I totally agree with you when you say art boom in India was misconceived by falls perception.
This boom instead of creating genuine collectors and connoisseurs it only created speculators of art.

Art education in any form be it fairs, public art projects, museum shows anything that will engage the masses will create a taste for art and thereby art collectors.

I feel nothing wrong with collectors who buy kitsch, it is also a kind of taste. Fact is it is more accessible to masses than contemporary art scene.

To create a taste for contemporary art practice we have to create more platforms to reach out to people. If it begins at younger age it is still better.

harshda s nirgun said...

my experience on this starts from my house itself,after spending 5 years in art school continuously from starting, of course there are encounters with questions from parents, building friends and relatives who are curious to know what exactly is this that we cannot recognize the visuals or they just try hard but could not linkup.. its from them, till buyers in mall and some of outside know people.. Also i would like to start from small scale as far as its concern of letting know art to people in right direction by artist itself when encountered with questions -" what is this for e.g. apple stands for in your painting?" or like "i thought its like this but if u say its this way it may be or will be, oh! of course u know more then me" if this is the situation of viewers getting in, then its also a responsibility of a artist to respond them in a right way because there are the people who are interested of take into considerations your work but cannot mingle. there should be a play of both in this case artist as well to make stand his work with right recognition and also viewers or els.

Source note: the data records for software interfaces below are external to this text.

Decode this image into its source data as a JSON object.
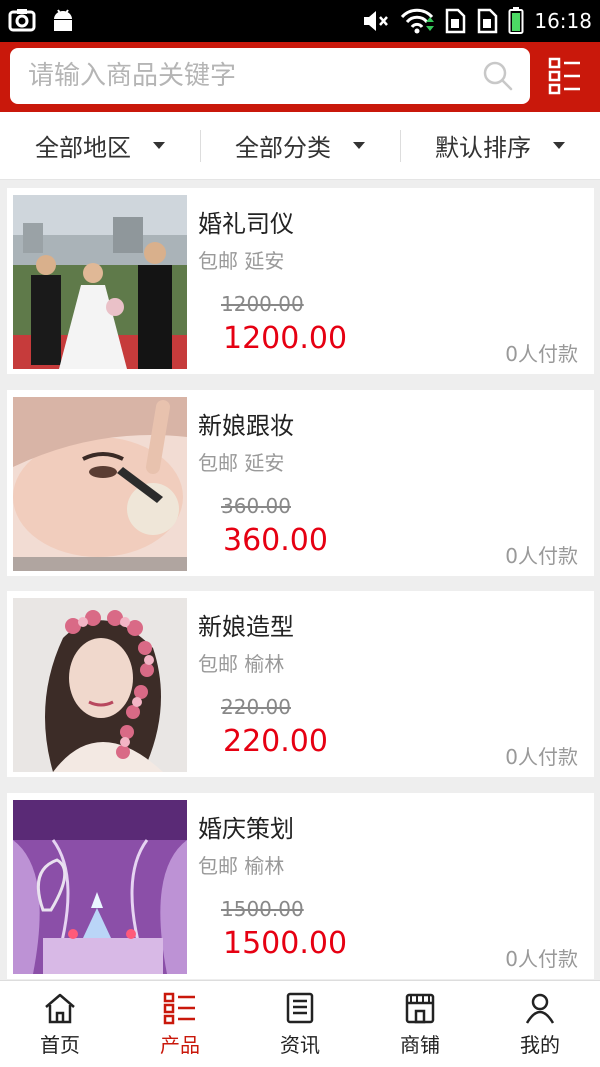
{
  "status_bar": {
    "time": "16:18",
    "icons": [
      "screenshot-icon",
      "android-icon",
      "mute-icon",
      "wifi-icon",
      "sim1-icon",
      "sim2-icon",
      "battery-icon"
    ]
  },
  "search": {
    "placeholder": "请输入商品关键字",
    "value": ""
  },
  "colors": {
    "brand": "#c9180b",
    "price": "#e60012"
  },
  "filters": [
    {
      "label": "全部地区"
    },
    {
      "label": "全部分类"
    },
    {
      "label": "默认排序"
    }
  ],
  "products": [
    {
      "name": "婚礼司仪",
      "shipping": "包邮 延安",
      "original_price": "1200.00",
      "price": "1200.00",
      "sales": "0人付款",
      "image": "wedding-ceremony-photo"
    },
    {
      "name": "新娘跟妆",
      "shipping": "包邮 延安",
      "original_price": "360.00",
      "price": "360.00",
      "sales": "0人付款",
      "image": "bridal-makeup-photo"
    },
    {
      "name": "新娘造型",
      "shipping": "包邮 榆林",
      "original_price": "220.00",
      "price": "220.00",
      "sales": "0人付款",
      "image": "bridal-hairstyle-photo"
    },
    {
      "name": "婚庆策划",
      "shipping": "包邮 榆林",
      "original_price": "1500.00",
      "price": "1500.00",
      "sales": "0人付款",
      "image": "wedding-planning-photo"
    }
  ],
  "nav": [
    {
      "label": "首页",
      "icon": "home-icon"
    },
    {
      "label": "产品",
      "icon": "product-list-icon",
      "active": true
    },
    {
      "label": "资讯",
      "icon": "news-icon"
    },
    {
      "label": "商铺",
      "icon": "shop-icon"
    },
    {
      "label": "我的",
      "icon": "user-icon"
    }
  ]
}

Also the problem for some of my art college friends is that they cannot properly speak on their work that makes a good exploration go from hand. So one should look on both side of coins for Indian contemporary art to take rightly, that should be from art school itself.

Tathi Premchand said...

in 2005, art boom come it just blind boom, that its not true ppl buying anything just like war is coming like they are buy food, coming yr sure art boom will come but it with open eyes ready and johny ML may one reason for it

Very Deadly Kali said...

* oops! not falls but false ;-)

also want to add when I say begin at young age I would strongly recommend syllabus for cultural studies at school level giving general history of art music theater, film, performance art etc., basically history of any cultural practice in India.